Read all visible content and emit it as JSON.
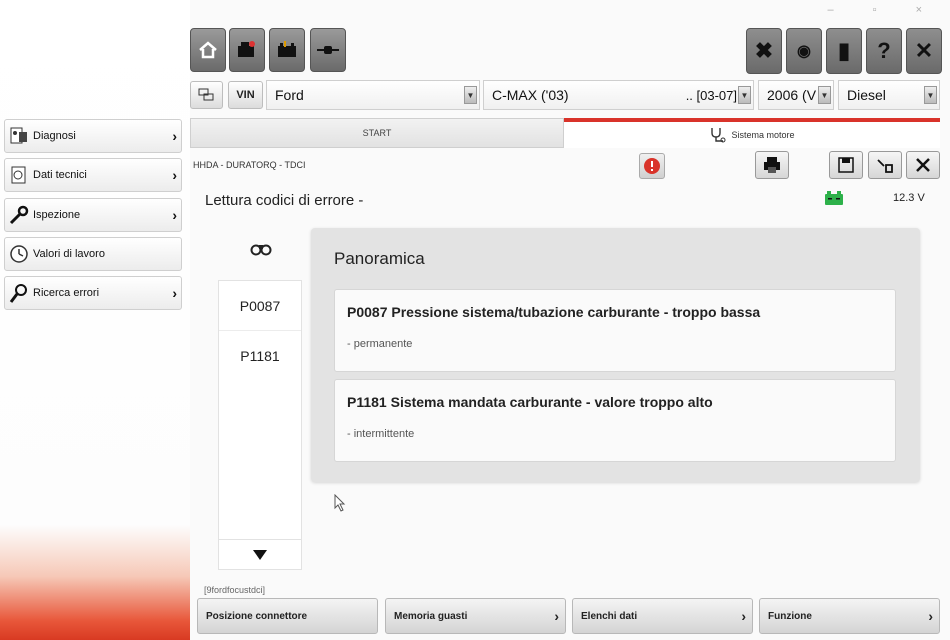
{
  "window": {
    "controls": "– ▫ ×"
  },
  "sidebar": {
    "items": [
      {
        "label": "Diagnosi",
        "icon": "diagnosis-icon"
      },
      {
        "label": "Dati tecnici",
        "icon": "technical-data-icon"
      },
      {
        "label": "Ispezione",
        "icon": "wrench-icon"
      },
      {
        "label": "Valori di lavoro",
        "icon": "clock-icon"
      },
      {
        "label": "Ricerca errori",
        "icon": "search-errors-icon"
      }
    ]
  },
  "toolbar": {
    "left": [
      "home-icon",
      "engine-icon",
      "battery-icon",
      "connector-icon"
    ],
    "right_labels": {
      "settings": "✖",
      "disc": "◉",
      "book": "▮",
      "help": "?",
      "close": "✕"
    }
  },
  "vehicle": {
    "vin_label": "VIN",
    "make": "Ford",
    "model": "C-MAX ('03)",
    "model_range": ".. [03-07]",
    "year": "2006 (V",
    "fuel": "Diesel"
  },
  "tabs": {
    "start": "START",
    "sistema": "Sistema motore"
  },
  "content": {
    "breadcrumb": "HHDA - DURATORQ - TDCI",
    "section_title": "Lettura codici di errore -",
    "voltage": "12.3 V"
  },
  "codes": [
    "P0087",
    "P1181"
  ],
  "overview": {
    "title": "Panoramica",
    "faults": [
      {
        "title": "P0087 Pressione sistema/tubazione carburante - troppo bassa",
        "status": "- permanente"
      },
      {
        "title": "P1181 Sistema mandata carburante - valore troppo alto",
        "status": "- intermittente"
      }
    ]
  },
  "footer": {
    "id": "[9fordfocustdci]",
    "buttons": [
      "Posizione connettore",
      "Memoria guasti",
      "Elenchi dati",
      "Funzione"
    ]
  },
  "colors": {
    "accent": "#d9332a",
    "battery": "#2db14a"
  }
}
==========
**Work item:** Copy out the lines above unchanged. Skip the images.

**Result for this task:**
Read all visible content and emit it as JSON.
{
  "window": {
    "controls": "– ▫ ×"
  },
  "sidebar": {
    "items": [
      {
        "label": "Diagnosi",
        "icon": "diagnosis-icon"
      },
      {
        "label": "Dati tecnici",
        "icon": "technical-data-icon"
      },
      {
        "label": "Ispezione",
        "icon": "wrench-icon"
      },
      {
        "label": "Valori di lavoro",
        "icon": "clock-icon"
      },
      {
        "label": "Ricerca errori",
        "icon": "search-errors-icon"
      }
    ]
  },
  "toolbar": {
    "left": [
      "home-icon",
      "engine-icon",
      "battery-icon",
      "connector-icon"
    ],
    "right_labels": {
      "settings": "✖",
      "disc": "◉",
      "book": "▮",
      "help": "?",
      "close": "✕"
    }
  },
  "vehicle": {
    "vin_label": "VIN",
    "make": "Ford",
    "model": "C-MAX ('03)",
    "model_range": ".. [03-07]",
    "year": "2006 (V",
    "fuel": "Diesel"
  },
  "tabs": {
    "start": "START",
    "sistema": "Sistema motore"
  },
  "content": {
    "breadcrumb": "HHDA - DURATORQ - TDCI",
    "section_title": "Lettura codici di errore -",
    "voltage": "12.3 V"
  },
  "codes": [
    "P0087",
    "P1181"
  ],
  "overview": {
    "title": "Panoramica",
    "faults": [
      {
        "title": "P0087 Pressione sistema/tubazione carburante - troppo bassa",
        "status": "- permanente"
      },
      {
        "title": "P1181 Sistema mandata carburante - valore troppo alto",
        "status": "- intermittente"
      }
    ]
  },
  "footer": {
    "id": "[9fordfocustdci]",
    "buttons": [
      "Posizione connettore",
      "Memoria guasti",
      "Elenchi dati",
      "Funzione"
    ]
  },
  "colors": {
    "accent": "#d9332a",
    "battery": "#2db14a"
  }
}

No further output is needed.